*Your assignment:*
When a line in the records includes the string "التجريبي", it goes into the tally; report that tally alone.

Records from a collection
________________________

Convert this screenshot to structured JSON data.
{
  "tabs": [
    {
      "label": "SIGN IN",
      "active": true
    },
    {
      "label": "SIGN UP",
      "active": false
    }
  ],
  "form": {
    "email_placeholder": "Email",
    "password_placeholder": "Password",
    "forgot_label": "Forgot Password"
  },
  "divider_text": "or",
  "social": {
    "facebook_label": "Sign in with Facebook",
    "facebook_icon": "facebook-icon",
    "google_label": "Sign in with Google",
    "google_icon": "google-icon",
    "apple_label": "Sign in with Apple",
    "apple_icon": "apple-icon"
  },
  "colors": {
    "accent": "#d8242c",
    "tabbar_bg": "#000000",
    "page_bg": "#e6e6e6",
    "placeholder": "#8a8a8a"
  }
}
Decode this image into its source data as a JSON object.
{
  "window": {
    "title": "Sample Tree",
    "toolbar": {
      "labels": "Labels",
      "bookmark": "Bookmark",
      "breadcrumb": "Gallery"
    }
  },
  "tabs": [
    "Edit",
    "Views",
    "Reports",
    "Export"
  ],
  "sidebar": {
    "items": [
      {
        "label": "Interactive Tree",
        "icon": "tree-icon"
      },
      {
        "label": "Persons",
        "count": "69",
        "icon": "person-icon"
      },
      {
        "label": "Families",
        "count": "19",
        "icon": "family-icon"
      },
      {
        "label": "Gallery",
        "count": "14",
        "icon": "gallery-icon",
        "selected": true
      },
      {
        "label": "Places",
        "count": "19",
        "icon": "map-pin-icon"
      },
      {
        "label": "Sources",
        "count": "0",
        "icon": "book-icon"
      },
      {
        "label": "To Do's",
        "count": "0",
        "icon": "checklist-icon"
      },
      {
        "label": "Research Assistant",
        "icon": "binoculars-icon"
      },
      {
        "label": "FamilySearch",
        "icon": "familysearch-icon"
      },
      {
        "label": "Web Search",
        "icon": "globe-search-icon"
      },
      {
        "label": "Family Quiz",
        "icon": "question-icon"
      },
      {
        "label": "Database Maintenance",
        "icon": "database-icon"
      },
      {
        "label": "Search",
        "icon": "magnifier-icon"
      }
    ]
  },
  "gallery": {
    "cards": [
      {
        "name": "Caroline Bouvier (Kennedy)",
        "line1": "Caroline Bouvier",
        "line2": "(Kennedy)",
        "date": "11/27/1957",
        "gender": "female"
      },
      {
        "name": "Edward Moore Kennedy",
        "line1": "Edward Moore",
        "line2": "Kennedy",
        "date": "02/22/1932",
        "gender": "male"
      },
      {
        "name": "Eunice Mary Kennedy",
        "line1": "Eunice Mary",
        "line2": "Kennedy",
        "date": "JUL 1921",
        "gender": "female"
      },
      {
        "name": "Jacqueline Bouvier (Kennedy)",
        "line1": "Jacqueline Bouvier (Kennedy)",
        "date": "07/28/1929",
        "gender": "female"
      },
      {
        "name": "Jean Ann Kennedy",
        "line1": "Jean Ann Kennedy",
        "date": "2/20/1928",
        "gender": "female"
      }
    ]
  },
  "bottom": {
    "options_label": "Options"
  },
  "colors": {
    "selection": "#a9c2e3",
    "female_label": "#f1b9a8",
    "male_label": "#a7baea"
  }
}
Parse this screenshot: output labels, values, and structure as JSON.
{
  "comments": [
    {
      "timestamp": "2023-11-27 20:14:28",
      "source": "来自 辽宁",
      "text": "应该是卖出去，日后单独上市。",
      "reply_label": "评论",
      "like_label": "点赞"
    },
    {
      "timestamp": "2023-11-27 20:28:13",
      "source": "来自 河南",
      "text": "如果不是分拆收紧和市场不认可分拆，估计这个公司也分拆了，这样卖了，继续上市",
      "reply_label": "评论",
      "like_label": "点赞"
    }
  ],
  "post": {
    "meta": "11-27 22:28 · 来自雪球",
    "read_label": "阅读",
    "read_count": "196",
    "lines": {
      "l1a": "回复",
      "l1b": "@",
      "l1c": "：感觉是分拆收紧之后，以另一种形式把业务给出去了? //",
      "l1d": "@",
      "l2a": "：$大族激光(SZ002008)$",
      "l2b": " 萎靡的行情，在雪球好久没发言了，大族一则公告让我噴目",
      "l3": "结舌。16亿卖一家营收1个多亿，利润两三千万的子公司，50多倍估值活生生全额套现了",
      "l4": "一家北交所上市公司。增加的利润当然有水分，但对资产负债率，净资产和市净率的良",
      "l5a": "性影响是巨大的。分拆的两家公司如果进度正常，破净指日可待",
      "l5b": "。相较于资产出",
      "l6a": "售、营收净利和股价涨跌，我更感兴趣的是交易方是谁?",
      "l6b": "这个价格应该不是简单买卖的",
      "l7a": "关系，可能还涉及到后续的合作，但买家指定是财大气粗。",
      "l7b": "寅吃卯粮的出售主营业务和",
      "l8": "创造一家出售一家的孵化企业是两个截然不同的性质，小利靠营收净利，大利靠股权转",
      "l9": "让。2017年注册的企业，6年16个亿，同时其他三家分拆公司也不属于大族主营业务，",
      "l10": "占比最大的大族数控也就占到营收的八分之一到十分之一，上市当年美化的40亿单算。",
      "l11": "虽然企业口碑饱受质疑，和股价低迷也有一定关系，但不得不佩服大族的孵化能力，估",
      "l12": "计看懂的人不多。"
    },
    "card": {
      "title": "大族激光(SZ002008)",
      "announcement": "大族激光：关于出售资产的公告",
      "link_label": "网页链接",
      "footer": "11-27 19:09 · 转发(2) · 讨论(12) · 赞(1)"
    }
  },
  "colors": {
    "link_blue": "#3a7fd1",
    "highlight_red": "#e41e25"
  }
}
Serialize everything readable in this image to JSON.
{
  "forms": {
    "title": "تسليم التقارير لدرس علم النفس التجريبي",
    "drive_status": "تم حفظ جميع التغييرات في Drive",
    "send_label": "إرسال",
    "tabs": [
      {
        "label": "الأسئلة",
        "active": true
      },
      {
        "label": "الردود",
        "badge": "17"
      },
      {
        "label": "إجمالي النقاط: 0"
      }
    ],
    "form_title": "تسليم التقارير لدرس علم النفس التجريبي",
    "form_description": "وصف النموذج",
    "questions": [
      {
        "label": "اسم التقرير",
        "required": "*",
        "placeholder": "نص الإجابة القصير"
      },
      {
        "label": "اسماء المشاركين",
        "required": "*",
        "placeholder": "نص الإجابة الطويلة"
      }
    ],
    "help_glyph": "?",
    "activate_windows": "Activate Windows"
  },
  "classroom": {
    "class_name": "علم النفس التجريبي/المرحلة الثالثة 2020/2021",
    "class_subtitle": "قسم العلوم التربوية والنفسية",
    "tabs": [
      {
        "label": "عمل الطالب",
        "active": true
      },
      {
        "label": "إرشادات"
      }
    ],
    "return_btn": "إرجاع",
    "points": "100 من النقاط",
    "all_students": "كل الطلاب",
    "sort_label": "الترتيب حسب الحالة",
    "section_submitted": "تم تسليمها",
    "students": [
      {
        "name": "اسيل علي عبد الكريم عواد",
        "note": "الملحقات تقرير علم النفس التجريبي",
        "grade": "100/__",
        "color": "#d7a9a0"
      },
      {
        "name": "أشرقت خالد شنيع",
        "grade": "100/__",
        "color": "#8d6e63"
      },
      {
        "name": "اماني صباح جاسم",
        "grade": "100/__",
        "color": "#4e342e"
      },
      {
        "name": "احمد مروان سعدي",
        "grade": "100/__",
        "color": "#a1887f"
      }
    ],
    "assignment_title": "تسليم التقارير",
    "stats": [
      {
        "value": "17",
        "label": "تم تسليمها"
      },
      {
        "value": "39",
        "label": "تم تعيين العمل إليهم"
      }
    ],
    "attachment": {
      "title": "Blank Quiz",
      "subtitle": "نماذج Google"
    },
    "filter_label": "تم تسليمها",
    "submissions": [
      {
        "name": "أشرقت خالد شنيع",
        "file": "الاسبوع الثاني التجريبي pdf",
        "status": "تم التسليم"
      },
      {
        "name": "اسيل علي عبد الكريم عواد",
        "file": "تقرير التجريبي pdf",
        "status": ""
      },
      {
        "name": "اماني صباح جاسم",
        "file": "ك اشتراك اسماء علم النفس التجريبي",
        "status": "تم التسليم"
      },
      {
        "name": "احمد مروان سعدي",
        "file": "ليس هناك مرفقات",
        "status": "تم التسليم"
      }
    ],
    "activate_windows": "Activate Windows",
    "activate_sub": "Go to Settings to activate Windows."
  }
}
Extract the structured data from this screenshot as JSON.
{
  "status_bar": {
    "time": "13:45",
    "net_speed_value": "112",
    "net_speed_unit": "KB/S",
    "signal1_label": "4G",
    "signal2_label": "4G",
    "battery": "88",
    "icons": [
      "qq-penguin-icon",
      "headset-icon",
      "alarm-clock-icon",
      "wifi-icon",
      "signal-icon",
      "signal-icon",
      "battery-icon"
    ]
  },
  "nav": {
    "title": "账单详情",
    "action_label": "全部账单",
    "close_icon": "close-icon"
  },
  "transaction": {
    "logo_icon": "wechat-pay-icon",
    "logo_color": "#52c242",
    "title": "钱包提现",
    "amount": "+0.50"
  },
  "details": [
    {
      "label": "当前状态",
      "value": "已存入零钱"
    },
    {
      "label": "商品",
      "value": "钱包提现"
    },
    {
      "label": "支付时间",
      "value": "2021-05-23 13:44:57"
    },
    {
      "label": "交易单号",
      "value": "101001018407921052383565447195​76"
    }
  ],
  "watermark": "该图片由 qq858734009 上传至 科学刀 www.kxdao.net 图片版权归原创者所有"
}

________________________

*Response to the exercise:*
7